For ozone, a global chemical transport model was used to calculate a seasonal average concentration (summer, when temperatuires are warmest). Scientists accounted for variation in the timing of the ozone (summer) season in different parts of the world. The process for estimating national-level population-weighted mean ozone exposures was the same as that for fine particulate matter exposures.

Estimating exposures to household air pollution

In the Global Burden of Disease project, estimation of exposure to household air pollution begins with surveys of the proportion of households in each country using solid fuels of any kind for cooking or heating. This information is then combined with data on the numbers, ages, and sex of people living in households in each country to estimate the proportion, or fraction, of the population exposed to household air pollution. This proportion is the measure of household air pollution exposure used in the State of Global Air report. For more details on how this proportion is translated into estimates of exposure to particulate matter, see the report.

Estimating the burden of disease

Deaths and disability adjusted life-years (DALYs)

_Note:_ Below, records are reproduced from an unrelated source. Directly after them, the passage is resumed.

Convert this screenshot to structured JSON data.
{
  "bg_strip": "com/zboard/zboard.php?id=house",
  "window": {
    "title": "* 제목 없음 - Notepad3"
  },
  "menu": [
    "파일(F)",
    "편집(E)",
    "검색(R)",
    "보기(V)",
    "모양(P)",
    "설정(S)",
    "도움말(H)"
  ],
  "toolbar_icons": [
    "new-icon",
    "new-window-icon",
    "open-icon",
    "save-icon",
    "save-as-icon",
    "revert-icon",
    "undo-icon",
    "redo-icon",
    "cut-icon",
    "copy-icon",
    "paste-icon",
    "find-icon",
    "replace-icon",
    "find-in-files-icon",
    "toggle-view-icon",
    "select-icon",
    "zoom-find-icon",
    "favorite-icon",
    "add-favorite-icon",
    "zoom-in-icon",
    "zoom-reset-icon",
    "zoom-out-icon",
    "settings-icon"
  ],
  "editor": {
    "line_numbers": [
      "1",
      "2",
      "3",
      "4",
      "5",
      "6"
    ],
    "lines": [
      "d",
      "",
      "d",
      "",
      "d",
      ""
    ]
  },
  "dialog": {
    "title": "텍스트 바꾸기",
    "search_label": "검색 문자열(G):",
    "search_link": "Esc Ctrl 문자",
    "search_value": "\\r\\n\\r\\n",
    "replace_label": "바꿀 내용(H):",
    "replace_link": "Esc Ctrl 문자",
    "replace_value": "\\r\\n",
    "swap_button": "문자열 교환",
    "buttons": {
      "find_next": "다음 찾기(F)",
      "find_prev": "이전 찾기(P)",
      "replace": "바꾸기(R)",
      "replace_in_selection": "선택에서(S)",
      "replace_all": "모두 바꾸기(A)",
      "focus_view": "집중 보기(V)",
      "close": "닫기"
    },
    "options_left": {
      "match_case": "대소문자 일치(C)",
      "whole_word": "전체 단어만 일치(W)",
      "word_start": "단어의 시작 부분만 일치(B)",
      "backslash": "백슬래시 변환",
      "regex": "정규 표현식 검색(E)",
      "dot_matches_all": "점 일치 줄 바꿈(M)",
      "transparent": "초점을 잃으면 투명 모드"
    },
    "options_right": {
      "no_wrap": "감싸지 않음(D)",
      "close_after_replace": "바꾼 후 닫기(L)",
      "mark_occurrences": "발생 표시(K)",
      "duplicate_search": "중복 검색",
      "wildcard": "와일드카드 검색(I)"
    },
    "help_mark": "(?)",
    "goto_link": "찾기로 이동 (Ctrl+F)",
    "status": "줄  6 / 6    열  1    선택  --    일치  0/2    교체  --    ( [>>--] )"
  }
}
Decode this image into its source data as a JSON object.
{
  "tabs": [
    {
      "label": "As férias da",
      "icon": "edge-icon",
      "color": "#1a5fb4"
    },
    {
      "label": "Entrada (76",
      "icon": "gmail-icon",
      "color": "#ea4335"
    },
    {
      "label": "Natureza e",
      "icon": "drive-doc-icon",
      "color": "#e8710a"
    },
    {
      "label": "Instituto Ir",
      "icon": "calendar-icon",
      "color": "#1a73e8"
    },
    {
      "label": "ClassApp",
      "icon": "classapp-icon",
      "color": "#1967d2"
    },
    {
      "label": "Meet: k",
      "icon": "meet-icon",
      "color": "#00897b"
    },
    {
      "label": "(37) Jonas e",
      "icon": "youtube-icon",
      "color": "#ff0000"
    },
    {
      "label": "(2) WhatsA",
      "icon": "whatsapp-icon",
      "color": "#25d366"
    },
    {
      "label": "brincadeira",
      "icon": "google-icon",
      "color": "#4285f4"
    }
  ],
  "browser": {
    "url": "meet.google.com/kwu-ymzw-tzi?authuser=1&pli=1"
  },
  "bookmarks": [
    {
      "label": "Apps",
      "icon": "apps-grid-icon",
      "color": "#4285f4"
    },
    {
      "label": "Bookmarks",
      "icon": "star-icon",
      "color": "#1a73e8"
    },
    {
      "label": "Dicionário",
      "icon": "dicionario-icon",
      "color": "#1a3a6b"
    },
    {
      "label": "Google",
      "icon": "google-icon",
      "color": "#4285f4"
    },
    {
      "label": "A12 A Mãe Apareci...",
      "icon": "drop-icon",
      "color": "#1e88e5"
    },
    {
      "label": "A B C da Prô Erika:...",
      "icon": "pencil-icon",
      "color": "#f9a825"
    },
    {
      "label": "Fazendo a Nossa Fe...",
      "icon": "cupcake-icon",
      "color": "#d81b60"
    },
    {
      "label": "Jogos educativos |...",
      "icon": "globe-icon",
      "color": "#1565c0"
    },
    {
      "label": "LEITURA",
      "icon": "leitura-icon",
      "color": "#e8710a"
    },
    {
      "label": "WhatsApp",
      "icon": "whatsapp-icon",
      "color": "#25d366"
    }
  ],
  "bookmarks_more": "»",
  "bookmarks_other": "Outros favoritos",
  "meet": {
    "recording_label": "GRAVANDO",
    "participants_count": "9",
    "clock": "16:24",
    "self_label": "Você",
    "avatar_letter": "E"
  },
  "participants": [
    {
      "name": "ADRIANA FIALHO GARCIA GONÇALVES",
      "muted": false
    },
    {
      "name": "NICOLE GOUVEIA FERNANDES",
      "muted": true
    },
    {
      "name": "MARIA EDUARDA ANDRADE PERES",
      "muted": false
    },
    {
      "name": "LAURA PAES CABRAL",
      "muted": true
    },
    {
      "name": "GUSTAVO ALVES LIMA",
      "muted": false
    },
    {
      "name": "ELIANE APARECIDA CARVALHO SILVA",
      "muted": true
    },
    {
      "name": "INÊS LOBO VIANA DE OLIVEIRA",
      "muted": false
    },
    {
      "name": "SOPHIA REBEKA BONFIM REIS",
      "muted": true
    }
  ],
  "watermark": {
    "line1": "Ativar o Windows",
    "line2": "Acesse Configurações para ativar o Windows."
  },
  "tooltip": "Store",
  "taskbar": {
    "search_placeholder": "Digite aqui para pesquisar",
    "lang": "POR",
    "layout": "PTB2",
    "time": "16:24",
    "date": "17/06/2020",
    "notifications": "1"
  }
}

The burden of disease due to air pollution or any other risk factor is calculated using estimates of the numbers of deaths and disability-adjusted life-years (DALYs). The numbers of deaths attributable to air pollution in a given year includes deaths that have likely occurred months or even years earlier than might be expected in the absence of air pollution (as in the case of a child dying from a lower-respiratory infection). DALYs provide an overall measure of the loss of healthy life expectancy and are calculated as the sum of the years of life lost from a premature death and the years lived with disability (e.g., shortness of breath) caused by a disease attributable to air pollution (e.g., chronic-obstructive pulmonary disease).

An important insight gained by using DALYs rather than just the numbers of deaths is that DALYs account for the age at which disease or death occurs. For example, air pollution contributes to lower-respiratory infections in children, but the number of deaths from such infections is small relative to the number of air pollution–related deaths from heart disease, a major cause of death in older adults. However, because children who die from such infections have lost many more years of healthy life, their burden is appropriately reflected in a larger number of DALYs.

Age-standardized death rates and DALY rates

Burden is also measured in terms of age-standardized death rates and DALY rates (i.e., the number of deaths or DALYs per 100,000 people). Age-standardized rates are important because they adjust for population size and the age structure of each country’s population. This means that the standardized rates in two countries can be compared as if the countries had the same population characteristics. Otherwise, in a country with a large and older population, the total number of deaths attributable to air pollution would be larger than that in a country with a smaller or younger population, even if exposure levels were the same.

Further details

Details on the complete Global Burden of Disease study, as well as more information on the methods used to estimate particulate matter and ozone exposures, mortality, and DALYs for the GBD 2016 analyses can be found in the following studies and their related references:

GBD 2016 Risk Factors Collaborators. 2017. Global, regional, and national comparative risk assessment of 84 behavioural, environmental and occupational, and metabolic risks or clusters of risks, 1990–2016: A systematic analysis for the Global Burden of Disease Study 2016. Lancet 390:1345–1422.

Shaddick G, Thomas ML, Jobling A, Brauer M, van Donkelaar A, Burnett R, et al. 2016. Data integration model for air quality: A hierarchical approach to the global estimation of exposures to ambient air pollution. Available: https://arxiv.org/abs/1609.00141 [accessed  March 21, 2018].

Cohen AJ, Brauer M, Burnett R, Anderson HR, Frostad J, Estep K, Balakrishnan K, et al. 2017. Estimates and 25-year trends of the global burden of disease attributable to ambient air pollution: An analysis of data from the Global Burden of Diseases Study 2015. Lancet 389: 1907–1918